From that point onwards, Balbriggan managed to impose a stranglehold on the game through a combination of tight, accurate bowling and good fielding. Tomás Rooney-Murphy (19) and Bhavesh Lakhotia (16) led a spirited resurgence, but the last 4 wickets fell for 2 runs, and Balbriggan had won by 23 runs to maintain its unbeaten record in the league. The bowling honours for Balbriggan were taken by Ryan Hadley (3 for 22), Andrew Darroch (2 for 12), Dylan Lues (2 for 23), Farooq Nasr (1 for 31) and Malcolm McGregor (1 for 24).
Balbriggan has assembled a very competitive team and will be difficult to beat either home or away. On this occasion, The Hills bowled and fielded well, but the batsmen will be disappointed not to have chased down 159 runs.
The blog would be incomplete if I did not refer to the return of the Hipaclaptics to The Vineyard on Saturday, 2 July. In keeping with my desire to be well-informed, I asked what kind of music did they play? Like the Eagles? No. Like Black Sabbath? No. I was told that the music was somewhere in-between so I checked the Hipaclaptics’ Facebook page to discover that the group featured the music of Adam Ant, Blur, Led Zeppelin, The Clash, U2, Rolling Stones, Simple Minds, Sex Pistols, Boomtown Rats, AC/DC, the Stranglers and many more!

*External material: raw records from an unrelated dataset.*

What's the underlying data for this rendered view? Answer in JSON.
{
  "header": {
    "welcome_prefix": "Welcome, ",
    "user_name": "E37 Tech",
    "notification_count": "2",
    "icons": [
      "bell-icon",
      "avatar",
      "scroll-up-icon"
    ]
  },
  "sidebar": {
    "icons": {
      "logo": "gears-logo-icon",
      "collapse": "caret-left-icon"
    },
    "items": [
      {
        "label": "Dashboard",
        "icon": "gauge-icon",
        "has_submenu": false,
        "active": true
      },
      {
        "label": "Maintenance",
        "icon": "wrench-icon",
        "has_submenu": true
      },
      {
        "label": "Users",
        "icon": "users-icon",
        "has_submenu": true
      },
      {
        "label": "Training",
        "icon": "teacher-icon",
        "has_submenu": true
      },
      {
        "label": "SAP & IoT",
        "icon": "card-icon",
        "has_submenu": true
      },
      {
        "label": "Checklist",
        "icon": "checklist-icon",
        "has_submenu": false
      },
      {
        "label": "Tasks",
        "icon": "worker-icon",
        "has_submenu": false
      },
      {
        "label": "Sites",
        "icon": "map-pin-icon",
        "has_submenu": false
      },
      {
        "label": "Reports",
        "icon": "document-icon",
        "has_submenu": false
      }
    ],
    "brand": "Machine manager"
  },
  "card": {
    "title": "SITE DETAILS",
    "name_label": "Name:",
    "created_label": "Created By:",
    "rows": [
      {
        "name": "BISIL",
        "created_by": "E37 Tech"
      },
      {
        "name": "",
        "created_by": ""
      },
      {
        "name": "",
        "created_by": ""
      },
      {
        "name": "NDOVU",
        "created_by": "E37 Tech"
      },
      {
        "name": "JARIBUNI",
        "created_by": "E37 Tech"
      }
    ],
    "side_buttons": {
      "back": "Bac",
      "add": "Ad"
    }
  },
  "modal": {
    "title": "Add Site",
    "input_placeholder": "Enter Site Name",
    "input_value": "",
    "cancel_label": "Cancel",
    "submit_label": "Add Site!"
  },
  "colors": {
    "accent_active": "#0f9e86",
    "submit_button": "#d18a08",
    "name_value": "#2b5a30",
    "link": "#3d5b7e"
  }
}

It promised to be a long night if they got through that repertoire so I gave it a miss, but I will obtain a full report for the next blog.